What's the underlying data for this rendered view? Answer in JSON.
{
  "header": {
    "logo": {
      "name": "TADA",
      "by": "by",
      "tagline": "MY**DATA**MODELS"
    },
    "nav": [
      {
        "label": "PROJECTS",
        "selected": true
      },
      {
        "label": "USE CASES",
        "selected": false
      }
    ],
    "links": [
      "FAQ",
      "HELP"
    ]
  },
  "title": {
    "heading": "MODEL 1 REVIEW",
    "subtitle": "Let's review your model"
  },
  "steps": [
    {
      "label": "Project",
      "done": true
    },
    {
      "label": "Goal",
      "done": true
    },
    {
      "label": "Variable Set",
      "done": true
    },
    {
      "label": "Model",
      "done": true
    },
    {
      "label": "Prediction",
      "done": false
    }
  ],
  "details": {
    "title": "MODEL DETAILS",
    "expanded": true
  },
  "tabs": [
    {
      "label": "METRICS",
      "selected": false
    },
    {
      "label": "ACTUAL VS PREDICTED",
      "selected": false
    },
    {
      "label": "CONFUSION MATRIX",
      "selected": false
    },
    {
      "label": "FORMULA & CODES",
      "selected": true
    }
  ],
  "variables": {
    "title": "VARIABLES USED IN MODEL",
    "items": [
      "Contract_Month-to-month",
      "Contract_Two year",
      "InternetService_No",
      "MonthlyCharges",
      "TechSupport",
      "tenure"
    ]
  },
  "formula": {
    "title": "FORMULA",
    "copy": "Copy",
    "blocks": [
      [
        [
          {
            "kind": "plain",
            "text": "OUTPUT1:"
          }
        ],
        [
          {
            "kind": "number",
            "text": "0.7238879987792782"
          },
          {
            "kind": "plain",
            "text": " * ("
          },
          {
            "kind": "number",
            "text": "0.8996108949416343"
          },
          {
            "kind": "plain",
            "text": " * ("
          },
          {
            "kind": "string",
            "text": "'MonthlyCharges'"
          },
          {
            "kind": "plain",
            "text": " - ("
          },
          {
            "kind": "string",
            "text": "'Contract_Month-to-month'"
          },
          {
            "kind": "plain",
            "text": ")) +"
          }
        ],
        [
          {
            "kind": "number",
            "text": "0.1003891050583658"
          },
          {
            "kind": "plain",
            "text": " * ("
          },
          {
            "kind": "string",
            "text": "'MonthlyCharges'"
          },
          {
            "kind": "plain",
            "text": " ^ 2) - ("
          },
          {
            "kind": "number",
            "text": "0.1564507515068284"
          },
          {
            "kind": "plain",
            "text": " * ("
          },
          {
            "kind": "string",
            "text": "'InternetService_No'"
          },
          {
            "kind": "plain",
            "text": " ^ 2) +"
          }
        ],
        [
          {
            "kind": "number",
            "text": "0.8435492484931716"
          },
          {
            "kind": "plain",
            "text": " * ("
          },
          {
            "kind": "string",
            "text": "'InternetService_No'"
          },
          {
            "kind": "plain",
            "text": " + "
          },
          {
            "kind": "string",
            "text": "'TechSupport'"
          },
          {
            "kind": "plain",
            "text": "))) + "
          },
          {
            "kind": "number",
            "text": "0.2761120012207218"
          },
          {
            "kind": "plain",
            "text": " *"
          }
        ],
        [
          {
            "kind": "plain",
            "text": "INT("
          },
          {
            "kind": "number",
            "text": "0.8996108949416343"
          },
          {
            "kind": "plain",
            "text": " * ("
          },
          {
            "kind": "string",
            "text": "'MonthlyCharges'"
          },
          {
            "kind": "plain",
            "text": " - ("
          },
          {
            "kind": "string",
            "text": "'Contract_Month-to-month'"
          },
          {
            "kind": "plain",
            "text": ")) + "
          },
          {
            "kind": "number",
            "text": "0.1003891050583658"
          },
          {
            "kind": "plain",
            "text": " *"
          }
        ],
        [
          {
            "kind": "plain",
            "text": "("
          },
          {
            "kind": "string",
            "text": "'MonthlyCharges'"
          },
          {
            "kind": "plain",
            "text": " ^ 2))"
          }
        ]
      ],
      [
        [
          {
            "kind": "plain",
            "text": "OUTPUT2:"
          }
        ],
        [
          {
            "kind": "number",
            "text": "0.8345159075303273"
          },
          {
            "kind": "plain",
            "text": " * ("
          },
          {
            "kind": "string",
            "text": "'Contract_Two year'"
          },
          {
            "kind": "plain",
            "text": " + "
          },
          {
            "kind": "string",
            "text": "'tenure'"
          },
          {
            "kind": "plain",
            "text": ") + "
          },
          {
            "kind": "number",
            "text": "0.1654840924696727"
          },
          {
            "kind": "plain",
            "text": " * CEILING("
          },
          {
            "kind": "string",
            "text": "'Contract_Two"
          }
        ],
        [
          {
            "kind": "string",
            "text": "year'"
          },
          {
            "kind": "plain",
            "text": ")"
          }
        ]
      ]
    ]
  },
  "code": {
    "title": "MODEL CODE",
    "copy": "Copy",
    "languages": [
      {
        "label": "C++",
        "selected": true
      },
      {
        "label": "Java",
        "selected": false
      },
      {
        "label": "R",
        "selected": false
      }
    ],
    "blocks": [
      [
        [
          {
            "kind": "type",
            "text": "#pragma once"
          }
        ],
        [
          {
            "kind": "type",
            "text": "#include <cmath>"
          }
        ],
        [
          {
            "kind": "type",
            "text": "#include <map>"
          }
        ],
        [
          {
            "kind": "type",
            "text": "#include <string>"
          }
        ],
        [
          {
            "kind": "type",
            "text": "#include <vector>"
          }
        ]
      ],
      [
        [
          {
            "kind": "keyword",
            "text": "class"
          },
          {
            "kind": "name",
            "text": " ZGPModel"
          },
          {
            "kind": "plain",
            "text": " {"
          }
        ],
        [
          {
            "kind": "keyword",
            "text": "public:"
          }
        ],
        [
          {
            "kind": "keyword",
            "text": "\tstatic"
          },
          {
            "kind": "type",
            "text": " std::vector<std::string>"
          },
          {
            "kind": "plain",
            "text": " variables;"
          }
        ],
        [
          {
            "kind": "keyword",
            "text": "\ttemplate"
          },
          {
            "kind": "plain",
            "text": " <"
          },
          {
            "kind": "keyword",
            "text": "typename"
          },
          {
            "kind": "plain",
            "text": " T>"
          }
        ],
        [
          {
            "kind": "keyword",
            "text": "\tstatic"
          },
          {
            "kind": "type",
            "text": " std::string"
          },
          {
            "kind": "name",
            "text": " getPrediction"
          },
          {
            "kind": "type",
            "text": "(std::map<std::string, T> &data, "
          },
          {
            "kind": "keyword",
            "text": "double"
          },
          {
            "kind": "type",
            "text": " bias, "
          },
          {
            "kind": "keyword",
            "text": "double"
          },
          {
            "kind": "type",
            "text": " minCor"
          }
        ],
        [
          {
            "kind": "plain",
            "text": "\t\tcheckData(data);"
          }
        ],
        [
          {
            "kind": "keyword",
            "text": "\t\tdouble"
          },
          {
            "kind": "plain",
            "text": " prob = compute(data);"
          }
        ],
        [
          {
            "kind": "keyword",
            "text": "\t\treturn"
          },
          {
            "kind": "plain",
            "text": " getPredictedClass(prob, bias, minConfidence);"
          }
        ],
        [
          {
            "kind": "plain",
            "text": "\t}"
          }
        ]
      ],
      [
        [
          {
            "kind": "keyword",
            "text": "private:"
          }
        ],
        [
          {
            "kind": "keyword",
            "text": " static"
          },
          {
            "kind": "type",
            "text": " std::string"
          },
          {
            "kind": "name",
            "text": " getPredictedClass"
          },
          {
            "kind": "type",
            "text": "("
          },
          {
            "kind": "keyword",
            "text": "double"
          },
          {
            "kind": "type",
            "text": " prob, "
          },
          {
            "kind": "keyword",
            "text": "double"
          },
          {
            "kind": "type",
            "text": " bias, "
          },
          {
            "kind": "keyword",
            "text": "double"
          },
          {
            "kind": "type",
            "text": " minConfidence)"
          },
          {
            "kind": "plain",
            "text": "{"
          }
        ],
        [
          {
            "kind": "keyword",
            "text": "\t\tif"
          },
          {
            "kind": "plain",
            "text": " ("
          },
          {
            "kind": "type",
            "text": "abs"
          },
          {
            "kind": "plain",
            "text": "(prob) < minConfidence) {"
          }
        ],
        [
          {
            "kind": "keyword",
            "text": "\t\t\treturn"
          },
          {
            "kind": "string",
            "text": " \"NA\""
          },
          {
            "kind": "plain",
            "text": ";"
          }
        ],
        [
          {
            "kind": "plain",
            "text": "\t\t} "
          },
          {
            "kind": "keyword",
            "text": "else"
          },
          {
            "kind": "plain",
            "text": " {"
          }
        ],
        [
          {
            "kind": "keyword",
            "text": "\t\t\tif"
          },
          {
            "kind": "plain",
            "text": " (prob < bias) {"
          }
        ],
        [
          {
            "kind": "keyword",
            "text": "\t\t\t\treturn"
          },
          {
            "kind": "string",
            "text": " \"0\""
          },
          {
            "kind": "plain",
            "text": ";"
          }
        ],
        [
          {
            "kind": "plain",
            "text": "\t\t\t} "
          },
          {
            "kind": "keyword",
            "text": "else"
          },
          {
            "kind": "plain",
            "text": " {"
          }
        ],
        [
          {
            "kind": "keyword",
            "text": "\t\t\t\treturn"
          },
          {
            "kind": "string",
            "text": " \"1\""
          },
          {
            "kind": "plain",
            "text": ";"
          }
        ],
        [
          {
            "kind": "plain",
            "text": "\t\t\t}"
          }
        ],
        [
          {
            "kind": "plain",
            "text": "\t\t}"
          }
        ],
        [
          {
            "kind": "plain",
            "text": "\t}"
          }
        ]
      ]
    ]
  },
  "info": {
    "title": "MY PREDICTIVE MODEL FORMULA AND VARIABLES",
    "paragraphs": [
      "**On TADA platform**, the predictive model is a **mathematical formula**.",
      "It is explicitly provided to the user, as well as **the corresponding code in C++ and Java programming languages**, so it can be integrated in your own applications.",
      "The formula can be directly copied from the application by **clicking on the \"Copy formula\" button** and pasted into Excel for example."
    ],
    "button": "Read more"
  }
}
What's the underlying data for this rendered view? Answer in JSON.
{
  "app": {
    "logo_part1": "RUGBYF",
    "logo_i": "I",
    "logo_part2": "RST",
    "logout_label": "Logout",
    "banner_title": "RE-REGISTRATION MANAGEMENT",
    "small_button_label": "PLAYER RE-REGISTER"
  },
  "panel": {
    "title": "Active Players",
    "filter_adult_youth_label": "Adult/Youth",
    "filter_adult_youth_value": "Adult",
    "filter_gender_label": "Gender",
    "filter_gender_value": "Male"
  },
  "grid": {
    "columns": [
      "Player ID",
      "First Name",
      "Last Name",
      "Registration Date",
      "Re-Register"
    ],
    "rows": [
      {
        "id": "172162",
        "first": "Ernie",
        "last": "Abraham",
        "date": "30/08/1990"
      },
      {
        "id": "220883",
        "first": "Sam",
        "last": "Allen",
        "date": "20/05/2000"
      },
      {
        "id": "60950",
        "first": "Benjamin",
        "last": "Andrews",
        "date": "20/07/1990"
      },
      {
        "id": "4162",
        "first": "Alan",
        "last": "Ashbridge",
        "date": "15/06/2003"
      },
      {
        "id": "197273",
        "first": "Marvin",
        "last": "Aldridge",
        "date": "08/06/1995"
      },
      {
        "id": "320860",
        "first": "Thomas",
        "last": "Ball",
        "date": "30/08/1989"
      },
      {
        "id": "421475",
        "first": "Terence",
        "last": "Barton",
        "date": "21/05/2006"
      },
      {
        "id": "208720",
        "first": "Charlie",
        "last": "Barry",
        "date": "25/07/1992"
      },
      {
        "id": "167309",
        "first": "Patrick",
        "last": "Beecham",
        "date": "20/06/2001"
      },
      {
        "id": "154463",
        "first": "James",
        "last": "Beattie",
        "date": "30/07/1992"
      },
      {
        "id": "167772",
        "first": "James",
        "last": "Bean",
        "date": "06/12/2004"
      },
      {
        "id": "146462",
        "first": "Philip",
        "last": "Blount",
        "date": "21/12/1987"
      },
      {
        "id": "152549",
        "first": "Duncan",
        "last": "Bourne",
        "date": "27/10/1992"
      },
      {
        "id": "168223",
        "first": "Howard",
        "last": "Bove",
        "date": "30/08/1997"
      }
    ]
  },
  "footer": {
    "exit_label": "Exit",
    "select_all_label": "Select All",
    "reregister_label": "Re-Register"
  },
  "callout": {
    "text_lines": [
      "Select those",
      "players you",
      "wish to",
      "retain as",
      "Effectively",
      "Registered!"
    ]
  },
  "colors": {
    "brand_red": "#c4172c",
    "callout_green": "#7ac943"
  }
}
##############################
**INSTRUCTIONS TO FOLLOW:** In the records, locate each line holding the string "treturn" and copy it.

**RESPONSE FOR THIS EXERCISE:**
            "text": "\t\treturn"
            "text": "\t\t\treturn"
            "text": "\t\t\t\treturn"
            "text": "\t\t\t\treturn"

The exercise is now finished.